There is a very significant volume of financial services contracts where the parties have chosen the jurisdiction of the English courts. It is therefore important to provide clarity that continued recognition will be provided to the choice of jurisdiction throughout the UK and EU and that judgments of the courts of a Member State and of the UK will continue to be enforced throughout the UK and EU27.
|Access to market infrastructure: recognition of CCPs||
In the absence of transitional arrangements, EU27 banks could find themselves in breach of regulation for maintaining positions in UK central counterparties (CCPs) that would no longer be authorised or recognised under EU regulation. EU27 banks may also be required to hold a significantly increased amount of regulatory capital against positions in UK CCPs. While an equivalence framework for CCPs is in place in the EU, it is necessary to ensure that there is no gap while equivalence is formally assessed.
|Recognition of resolution actions||

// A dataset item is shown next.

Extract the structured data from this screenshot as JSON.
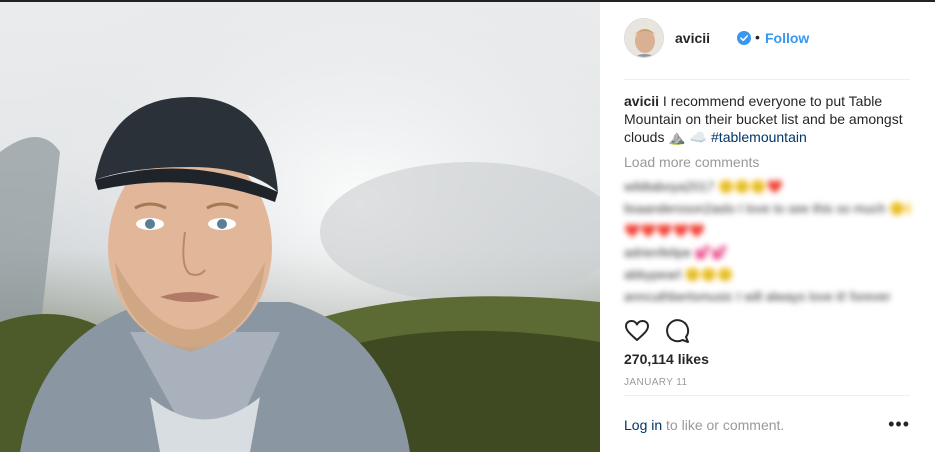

Without an intergovernmental agreement, the automatic recognition would no longer apply as between the UK and EU27 following Brexit, which could create issues for financial institutions, including: the potential requirement for EU27 banks to amend or reissue contracts governed by English law and isues with debt during bailouts.
Firms will not be able to solve some key issues themselves, so need a transitional deal, Afme will warn (Source: Afme)
While many international banks with London-based EU headquarters have already planned staff moves in response to Brexit, regulators at the Bank of England believe the flow of jobs out of London will speed up significantly if there is no transitional agreement in place by the end of March – a year before Brexit on 29 March 2018.
Cross-border wholesale banks are particularly concerned with getting a transitional deal so that business done in London with EU clients and vice versa can continue to function.
The EU and UK government must agree a framework to secure cross-border data transfers and contracts after Brexit or risk firms running out of time and harm market functioning, Afme said.
The risks extend to the legal and regulatory underpinnings of large parts of the financial system. The EU needs to give firms information on whether UK judgements will be applicable after Brexit, Afme said.
Meanwhile, the crucial clearing industry could also face unprecedented upheaval if mutual recognition of clearing houses on either side of the Channel is not reached. London currently dominates the global trade in interest rate derivatives, so if clearing houses such as the London Stock Exchange Group’s LCH are not recognised banks would have to pay as much as €40bn in additional margin to back up their trades, Afme calculates.